Dataset rows for apps and sites:
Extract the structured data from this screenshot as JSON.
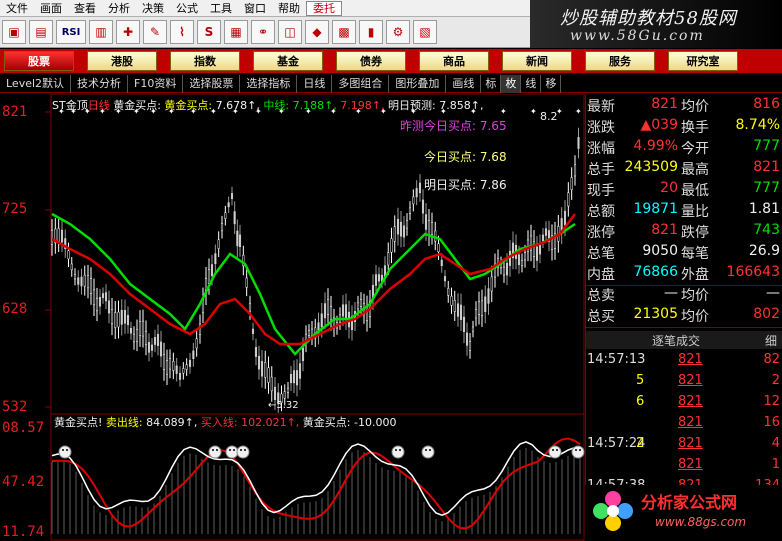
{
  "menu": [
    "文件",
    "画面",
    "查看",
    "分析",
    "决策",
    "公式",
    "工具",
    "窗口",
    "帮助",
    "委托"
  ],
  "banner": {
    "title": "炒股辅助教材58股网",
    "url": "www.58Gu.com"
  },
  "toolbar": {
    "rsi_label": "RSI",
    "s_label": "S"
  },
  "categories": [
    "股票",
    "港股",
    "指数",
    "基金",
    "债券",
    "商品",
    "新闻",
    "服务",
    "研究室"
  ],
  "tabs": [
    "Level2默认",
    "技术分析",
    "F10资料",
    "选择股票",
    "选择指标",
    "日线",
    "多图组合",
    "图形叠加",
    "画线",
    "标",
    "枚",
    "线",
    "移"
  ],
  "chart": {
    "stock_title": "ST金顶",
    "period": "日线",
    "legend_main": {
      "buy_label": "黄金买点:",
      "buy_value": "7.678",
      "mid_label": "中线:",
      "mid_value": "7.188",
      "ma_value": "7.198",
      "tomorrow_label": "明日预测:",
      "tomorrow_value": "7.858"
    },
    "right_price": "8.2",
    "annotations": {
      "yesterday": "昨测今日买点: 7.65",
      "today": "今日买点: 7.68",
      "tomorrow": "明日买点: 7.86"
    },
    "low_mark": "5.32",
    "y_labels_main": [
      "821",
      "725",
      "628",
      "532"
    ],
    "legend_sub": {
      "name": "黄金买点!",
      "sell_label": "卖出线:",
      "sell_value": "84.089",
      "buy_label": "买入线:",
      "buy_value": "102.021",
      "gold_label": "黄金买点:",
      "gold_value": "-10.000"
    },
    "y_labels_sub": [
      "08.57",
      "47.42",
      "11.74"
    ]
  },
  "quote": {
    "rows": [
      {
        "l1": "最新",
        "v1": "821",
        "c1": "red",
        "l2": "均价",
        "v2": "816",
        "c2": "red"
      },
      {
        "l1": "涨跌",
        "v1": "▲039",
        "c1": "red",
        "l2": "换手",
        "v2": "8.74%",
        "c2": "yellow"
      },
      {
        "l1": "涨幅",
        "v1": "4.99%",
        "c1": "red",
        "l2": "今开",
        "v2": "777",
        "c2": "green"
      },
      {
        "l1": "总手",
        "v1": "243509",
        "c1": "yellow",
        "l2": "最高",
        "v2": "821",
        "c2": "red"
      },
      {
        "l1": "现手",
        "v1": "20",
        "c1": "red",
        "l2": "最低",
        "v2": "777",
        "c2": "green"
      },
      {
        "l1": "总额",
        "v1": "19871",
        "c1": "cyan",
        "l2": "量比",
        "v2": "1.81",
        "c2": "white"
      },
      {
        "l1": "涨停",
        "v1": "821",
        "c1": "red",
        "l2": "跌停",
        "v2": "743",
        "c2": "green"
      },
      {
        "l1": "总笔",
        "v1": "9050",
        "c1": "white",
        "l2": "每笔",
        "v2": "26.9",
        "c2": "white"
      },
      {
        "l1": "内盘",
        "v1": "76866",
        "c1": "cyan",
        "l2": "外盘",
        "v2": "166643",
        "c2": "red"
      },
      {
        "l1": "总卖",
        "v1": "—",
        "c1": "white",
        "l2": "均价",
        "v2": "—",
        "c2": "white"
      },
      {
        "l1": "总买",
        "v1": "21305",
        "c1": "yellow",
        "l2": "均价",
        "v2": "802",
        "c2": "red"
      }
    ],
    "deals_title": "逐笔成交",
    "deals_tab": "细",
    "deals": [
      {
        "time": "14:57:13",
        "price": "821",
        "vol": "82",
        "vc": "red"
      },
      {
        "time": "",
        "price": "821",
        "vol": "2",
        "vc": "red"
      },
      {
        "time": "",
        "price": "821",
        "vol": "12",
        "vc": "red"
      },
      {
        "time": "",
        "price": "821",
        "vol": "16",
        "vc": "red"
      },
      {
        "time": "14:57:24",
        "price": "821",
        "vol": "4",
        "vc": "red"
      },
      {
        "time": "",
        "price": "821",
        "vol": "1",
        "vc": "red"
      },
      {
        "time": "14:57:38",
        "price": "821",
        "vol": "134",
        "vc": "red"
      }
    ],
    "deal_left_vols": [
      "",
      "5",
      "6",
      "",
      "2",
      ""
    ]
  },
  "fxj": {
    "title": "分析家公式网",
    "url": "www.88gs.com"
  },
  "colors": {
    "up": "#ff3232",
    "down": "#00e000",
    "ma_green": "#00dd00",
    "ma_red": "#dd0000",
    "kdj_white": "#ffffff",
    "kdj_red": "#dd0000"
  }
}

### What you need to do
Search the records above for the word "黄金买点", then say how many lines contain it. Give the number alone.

### Answer section
3